What Is a Slot?

A slot is a narrow opening in the primaries of some birds. It helps them to maintain a steady flow of air over their wings while they fly. The word is also used to describe the position of a player in ice hockey, where it refers to an unmarked area near the opposing team’s goal that affords a vantage point for attacking players.

In online casinos, slots are games of chance where players place a bet and spin the reels to earn credits based on winning combinations. They can be played for fun or real money, depending on the game’s rules and regulations. There are many different types of slot games, including video slots and megaways slots. Many follow a theme, such as classic symbols like fruits and bells or stylized lucky sevens. Others feature a progressive jackpot or other bonus features.

To play a slot machine, players insert cash or, in “ticket-in, ticket-out” machines, paper tickets with barcodes. Then they activate the machine by pressing a lever or button (either physical or on a touchscreen). Reels then spin and stop to rearrange symbols, and the players earn credits based on the pay table. In some cases, the machine will also trigger a mini-game.

When playing a slot, the first thing to do is read the paytable. It will list the prizes you can win by landing specific symbols on a pay line. It will usually have an image of each symbol, together with how much you’ll win if you land three, four or five of them on a payline. It will also highlight any special symbols, such as Scatter or Bonus symbols, which trigger a separate game with a different set of reels and paylines.

The paytable will also give you a breakdown of the odds of hitting a particular combination and the minimum bet required to hit that combination. It will also explain the game’s rules, including its return to player percentage (RTP), which is an estimate of how often a slot pays out compared with how much it costs to play.

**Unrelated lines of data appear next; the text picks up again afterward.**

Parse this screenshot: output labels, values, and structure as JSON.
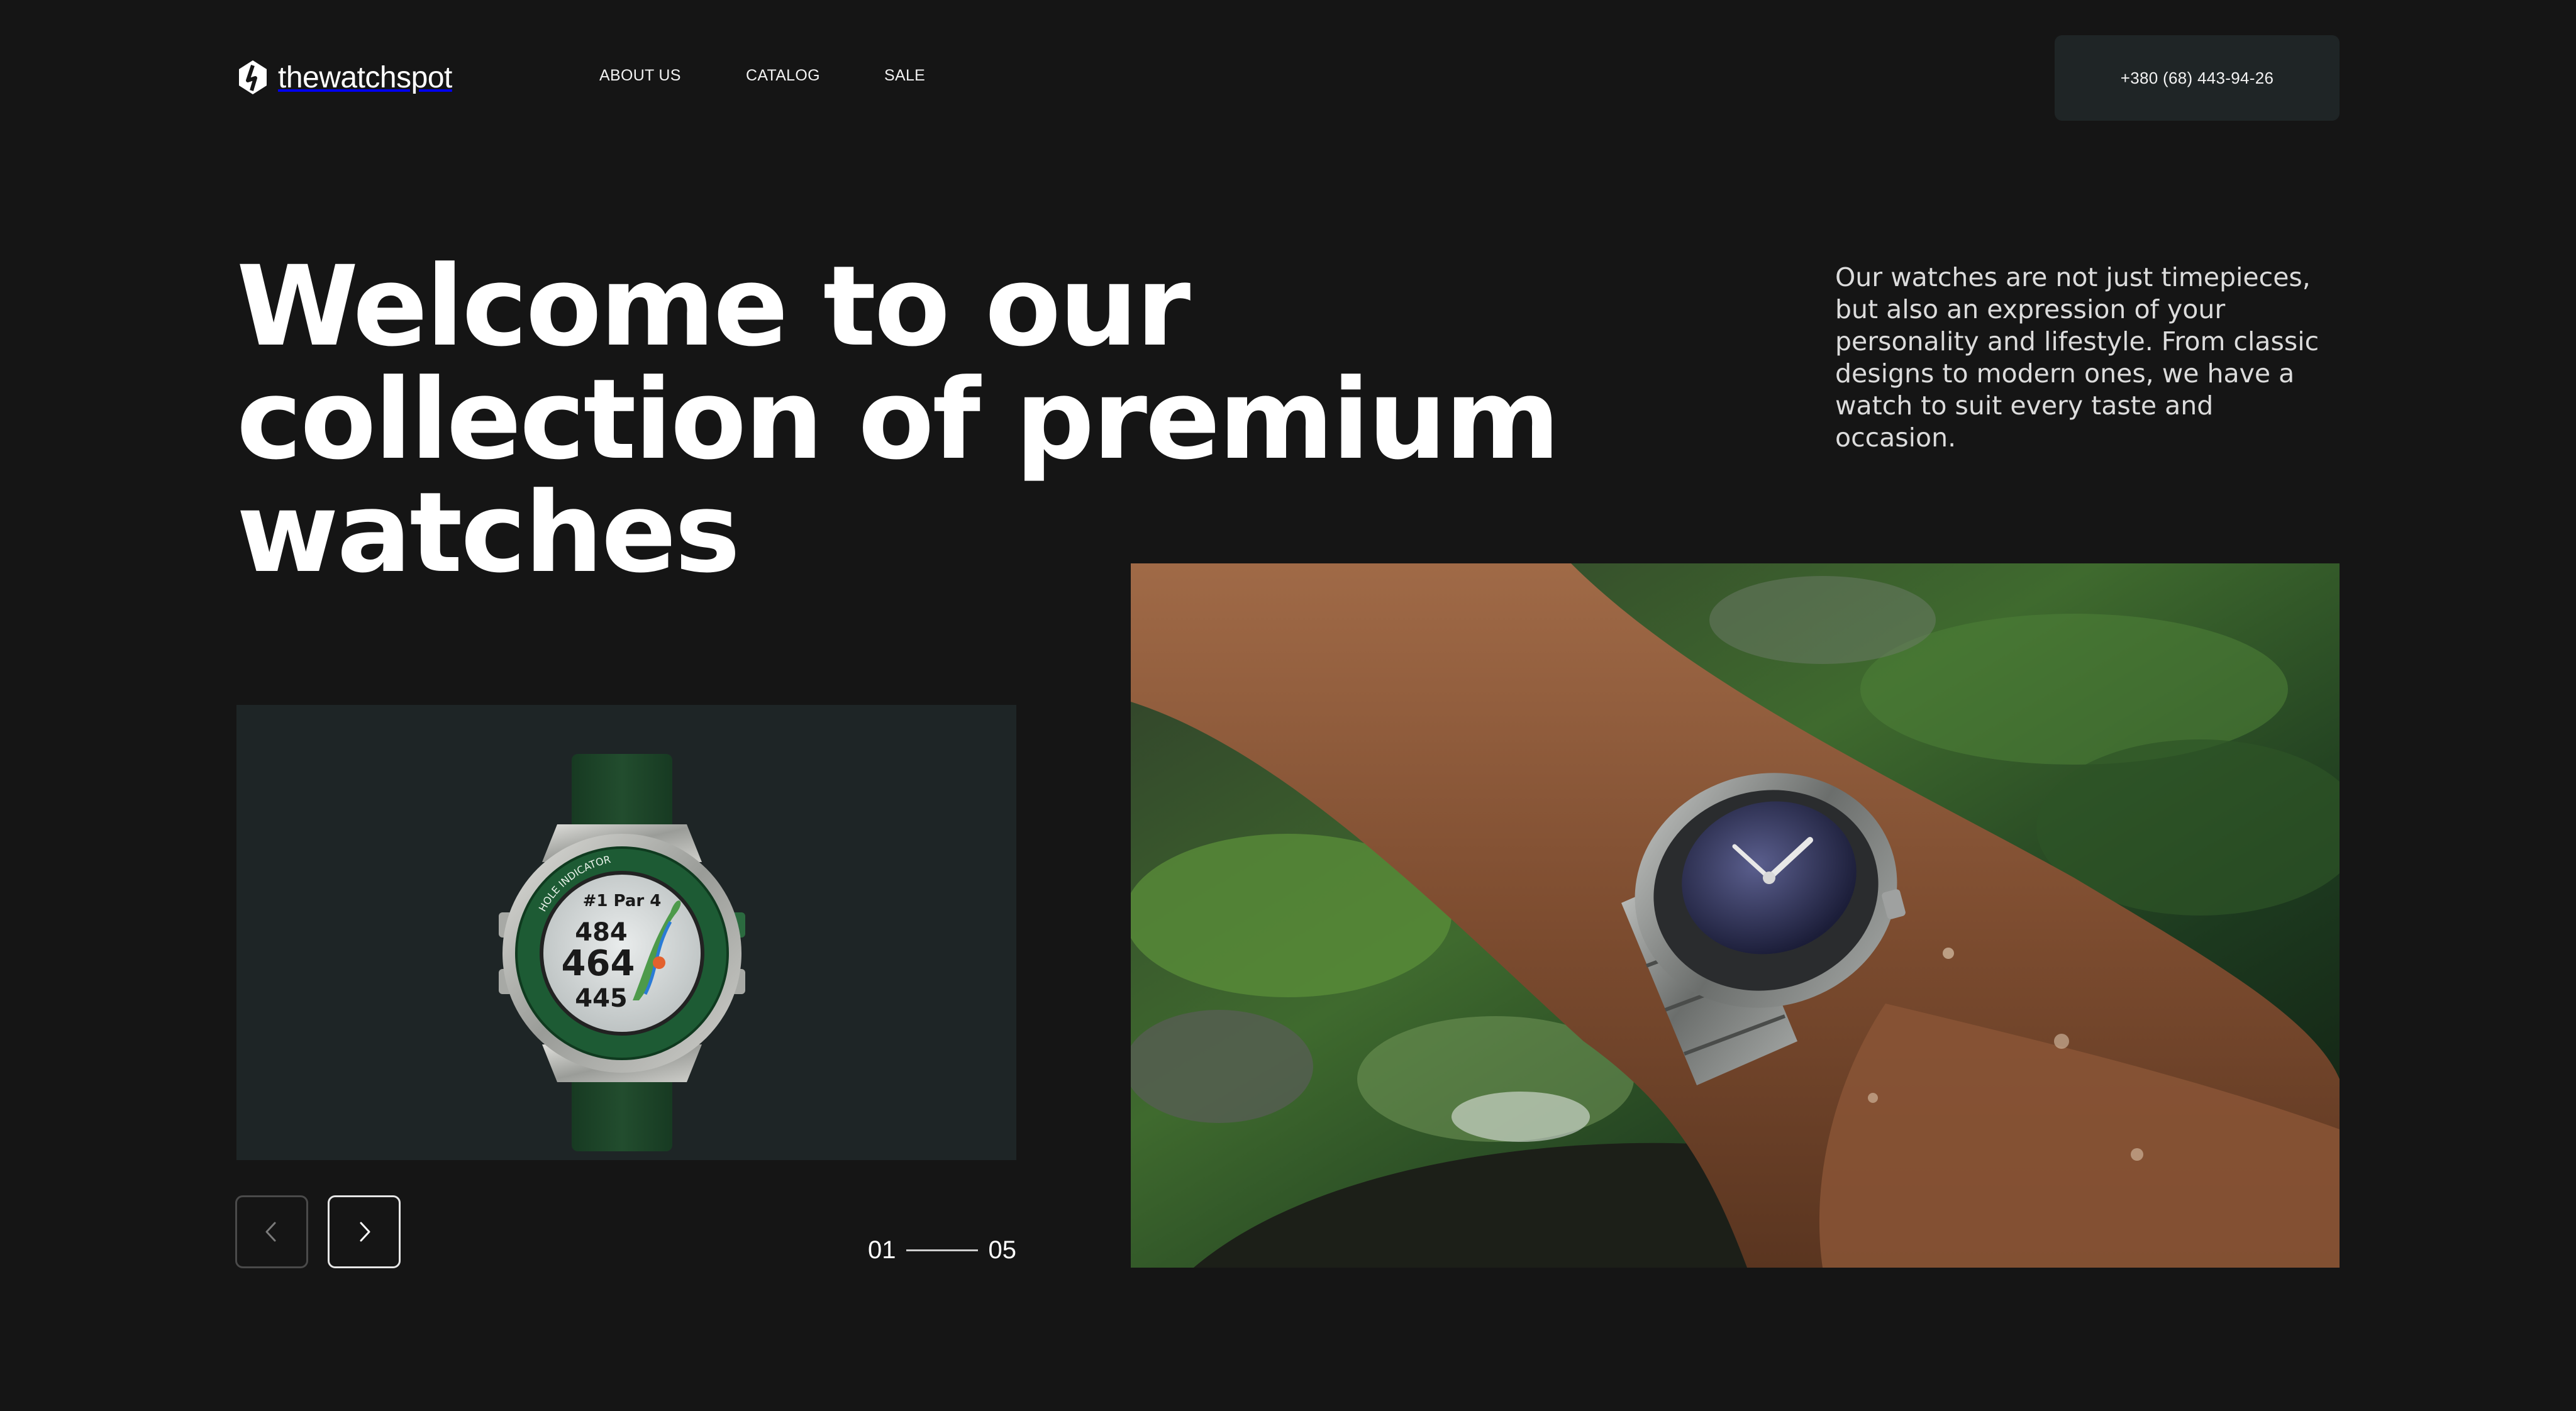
{
  "header": {
    "logo_text": "thewatchspot",
    "nav": [
      {
        "label": "ABOUT US"
      },
      {
        "label": "CATALOG"
      },
      {
        "label": "SALE"
      }
    ],
    "phone": "+380 (68) 443-94-26"
  },
  "hero": {
    "title": "Welcome to our collection of premium watches",
    "description": "Our watches are not just timepieces, but also an expression of your personality and lifestyle. From classic designs to modern ones, we have a watch to suit every taste and occasion."
  },
  "product": {
    "watch_face": {
      "hole": "#1 Par 4",
      "distance_back": "484",
      "distance_middle": "464",
      "distance_front": "445",
      "bezel_label": "HOLE INDICATOR"
    }
  },
  "slider": {
    "current": "01",
    "total": "05"
  },
  "colors": {
    "background": "#151515",
    "card": "#1e2526",
    "button": "#1f2526",
    "watch_green": "#1d5b34"
  },
  "icons": {
    "logo": "logo-mark-icon",
    "prev": "chevron-left-icon",
    "next": "chevron-right-icon"
  }
}
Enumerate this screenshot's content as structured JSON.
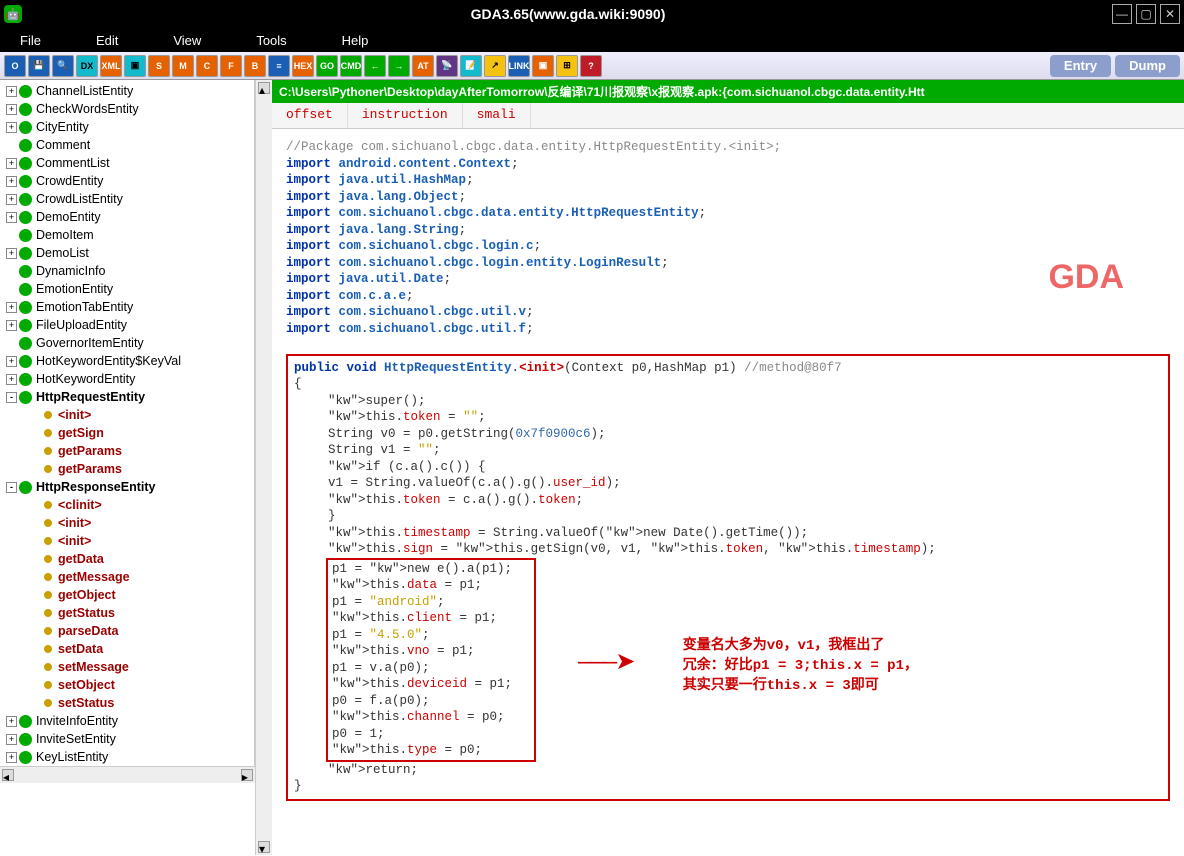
{
  "title": "GDA3.65(www.gda.wiki:9090)",
  "menu": [
    "File",
    "Edit",
    "View",
    "Tools",
    "Help"
  ],
  "toolbar_icons": [
    {
      "n": "refresh",
      "c": "blue",
      "t": "O"
    },
    {
      "n": "save",
      "c": "blue",
      "t": "💾"
    },
    {
      "n": "search",
      "c": "blue",
      "t": "🔍"
    },
    {
      "n": "dex",
      "c": "cyan",
      "t": "DX"
    },
    {
      "n": "xml",
      "c": "orange",
      "t": "XML"
    },
    {
      "n": "screen",
      "c": "cyan",
      "t": "▣"
    },
    {
      "n": "s",
      "c": "orange",
      "t": "S"
    },
    {
      "n": "m",
      "c": "orange",
      "t": "M"
    },
    {
      "n": "c",
      "c": "orange",
      "t": "C"
    },
    {
      "n": "f",
      "c": "orange",
      "t": "F"
    },
    {
      "n": "b",
      "c": "orange",
      "t": "B"
    },
    {
      "n": "bars",
      "c": "blue",
      "t": "≡"
    },
    {
      "n": "hex",
      "c": "orange",
      "t": "HEX"
    },
    {
      "n": "go",
      "c": "green",
      "t": "GO"
    },
    {
      "n": "cmd",
      "c": "green",
      "t": "CMD"
    },
    {
      "n": "back",
      "c": "green",
      "t": "←"
    },
    {
      "n": "fwd",
      "c": "green",
      "t": "→"
    },
    {
      "n": "at",
      "c": "orange",
      "t": "AT"
    },
    {
      "n": "antenna",
      "c": "purple",
      "t": "📡"
    },
    {
      "n": "note",
      "c": "cyan",
      "t": "📝"
    },
    {
      "n": "out",
      "c": "yellow",
      "t": "↗"
    },
    {
      "n": "link",
      "c": "blue",
      "t": "LINK"
    },
    {
      "n": "box",
      "c": "orange",
      "t": "▣"
    },
    {
      "n": "grid",
      "c": "yellow",
      "t": "⊞"
    },
    {
      "n": "help",
      "c": "red",
      "t": "?"
    }
  ],
  "bigbtn_entry": "Entry",
  "bigbtn_dump": "Dump",
  "path": "C:\\Users\\Pythoner\\Desktop\\dayAfterTomorrow\\反编译\\71川报观察\\x报观察.apk:{com.sichuanol.cbgc.data.entity.Htt",
  "tabs": [
    "offset",
    "instruction",
    "smali"
  ],
  "tree": [
    {
      "l": 0,
      "exp": "+",
      "t": "ChannelListEntity"
    },
    {
      "l": 0,
      "exp": "+",
      "t": "CheckWordsEntity"
    },
    {
      "l": 0,
      "exp": "+",
      "t": "CityEntity"
    },
    {
      "l": 0,
      "exp": " ",
      "t": "Comment"
    },
    {
      "l": 0,
      "exp": "+",
      "t": "CommentList"
    },
    {
      "l": 0,
      "exp": "+",
      "t": "CrowdEntity"
    },
    {
      "l": 0,
      "exp": "+",
      "t": "CrowdListEntity"
    },
    {
      "l": 0,
      "exp": "+",
      "t": "DemoEntity"
    },
    {
      "l": 0,
      "exp": " ",
      "t": "DemoItem"
    },
    {
      "l": 0,
      "exp": "+",
      "t": "DemoList"
    },
    {
      "l": 0,
      "exp": " ",
      "t": "DynamicInfo"
    },
    {
      "l": 0,
      "exp": " ",
      "t": "EmotionEntity"
    },
    {
      "l": 0,
      "exp": "+",
      "t": "EmotionTabEntity"
    },
    {
      "l": 0,
      "exp": "+",
      "t": "FileUploadEntity"
    },
    {
      "l": 0,
      "exp": " ",
      "t": "GovernorItemEntity"
    },
    {
      "l": 0,
      "exp": "+",
      "t": "HotKeywordEntity$KeyVal"
    },
    {
      "l": 0,
      "exp": "+",
      "t": "HotKeywordEntity"
    },
    {
      "l": 0,
      "exp": "-",
      "t": "HttpRequestEntity",
      "bold": true
    },
    {
      "l": 1,
      "dot": true,
      "t": "<init>",
      "sel": true
    },
    {
      "l": 1,
      "dot": true,
      "t": "getSign",
      "sel": true
    },
    {
      "l": 1,
      "dot": true,
      "t": "getParams",
      "sel": true
    },
    {
      "l": 1,
      "dot": true,
      "t": "getParams",
      "sel": true
    },
    {
      "l": 0,
      "exp": "-",
      "t": "HttpResponseEntity",
      "bold": true
    },
    {
      "l": 1,
      "dot": true,
      "t": "<clinit>",
      "sel": true
    },
    {
      "l": 1,
      "dot": true,
      "t": "<init>",
      "sel": true
    },
    {
      "l": 1,
      "dot": true,
      "t": "<init>",
      "sel": true
    },
    {
      "l": 1,
      "dot": true,
      "t": "getData",
      "sel": true
    },
    {
      "l": 1,
      "dot": true,
      "t": "getMessage",
      "sel": true
    },
    {
      "l": 1,
      "dot": true,
      "t": "getObject",
      "sel": true
    },
    {
      "l": 1,
      "dot": true,
      "t": "getStatus",
      "sel": true
    },
    {
      "l": 1,
      "dot": true,
      "t": "parseData",
      "sel": true
    },
    {
      "l": 1,
      "dot": true,
      "t": "setData",
      "sel": true
    },
    {
      "l": 1,
      "dot": true,
      "t": "setMessage",
      "sel": true
    },
    {
      "l": 1,
      "dot": true,
      "t": "setObject",
      "sel": true
    },
    {
      "l": 1,
      "dot": true,
      "t": "setStatus",
      "sel": true
    },
    {
      "l": 0,
      "exp": "+",
      "t": "InviteInfoEntity"
    },
    {
      "l": 0,
      "exp": "+",
      "t": "InviteSetEntity"
    },
    {
      "l": 0,
      "exp": "+",
      "t": "KeyListEntity"
    }
  ],
  "code": {
    "pkg": "//Package com.sichuanol.cbgc.data.entity.HttpRequestEntity.<init>;",
    "imports": [
      "android.content.Context",
      "java.util.HashMap",
      "java.lang.Object",
      "com.sichuanol.cbgc.data.entity.HttpRequestEntity",
      "java.lang.String",
      "com.sichuanol.cbgc.login.c",
      "com.sichuanol.cbgc.login.entity.LoginResult",
      "java.util.Date",
      "com.c.a.e",
      "com.sichuanol.cbgc.util.v",
      "com.sichuanol.cbgc.util.f"
    ],
    "sig_pre": "public void ",
    "sig_cls": "HttpRequestEntity",
    "sig_method": "<init>",
    "sig_args": "(Context p0,HashMap p1)",
    "sig_cm": "   //method@80f7",
    "body1": [
      "super();",
      "this.token = \"\";",
      "String v0 = p0.getString(0x7f0900c6);",
      "String v1 = \"\";",
      "if (c.a().c()) {",
      "   v1 = String.valueOf(c.a().g().user_id);",
      "   this.token = c.a().g().token;",
      "}",
      "this.timestamp = String.valueOf(new Date().getTime());",
      "this.sign = this.getSign(v0, v1, this.token, this.timestamp);"
    ],
    "boxed": [
      "p1 = new e().a(p1);",
      "this.data = p1;",
      "p1 = \"android\";",
      "this.client = p1;",
      "p1 = \"4.5.0\";",
      "this.vno = p1;",
      "p1 = v.a(p0);",
      "this.deviceid = p1;",
      "p0 = f.a(p0);",
      "this.channel = p0;",
      "p0 = 1;",
      "this.type = p0;"
    ],
    "ret": "return;"
  },
  "watermark": "GDA",
  "annotation": "变量名大多为v0，v1，我框出了\n冗余：好比p1 = 3;this.x = p1，\n其实只要一行this.x = 3即可"
}
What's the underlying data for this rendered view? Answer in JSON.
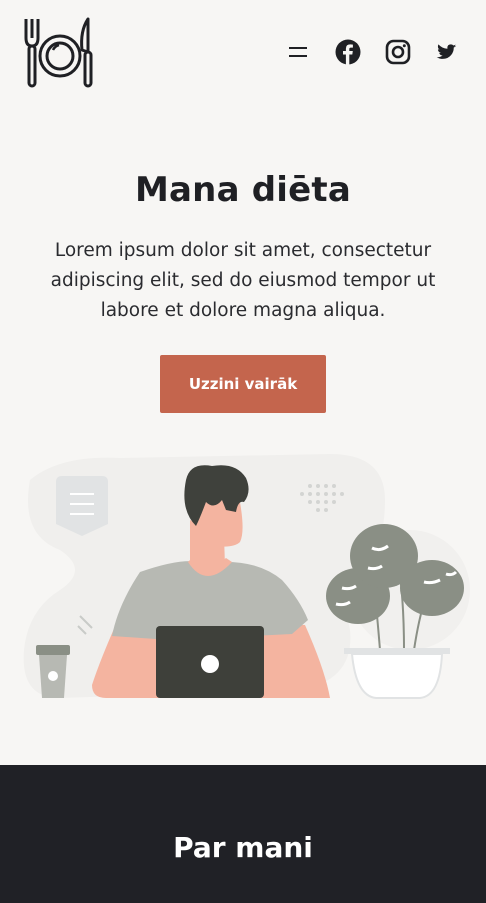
{
  "header": {
    "logo": "plate-fork-knife-logo",
    "icons": [
      "menu-icon",
      "facebook-icon",
      "instagram-icon",
      "twitter-icon"
    ]
  },
  "hero": {
    "title": "Mana diēta",
    "description": "Lorem ipsum dolor sit amet, consectetur adipiscing elit, sed do eiusmod tempor ut labore et dolore magna aliqua.",
    "button_label": "Uzzini vairāk"
  },
  "about": {
    "title": "Par mani"
  },
  "colors": {
    "background": "#f7f6f4",
    "accent": "#c4654d",
    "dark": "#202126",
    "plant": "#8a8f85",
    "shirt": "#b7b9b3",
    "skin": "#f4b4a0"
  }
}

While it’s true that some machines are more likely to pay out than others, it’s not because they’re “due.” This myth stems from the fact that some machines – particularly those at the end of casino aisles and in highly visible locations – tend to get more play than other machines. However, it’s important to remember that any machine can win at any time, so it’s impossible to tell which ones will be hot and which will be cold.

Another important tip when playing a slot is to limit the number of machines you play at one time. This is especially important in crowded casinos, where it can be difficult to watch over your own machines without interfering with other players. If you’re worried about losing too much, try to play only one machine at a time and leave when you’ve reached your loss limit.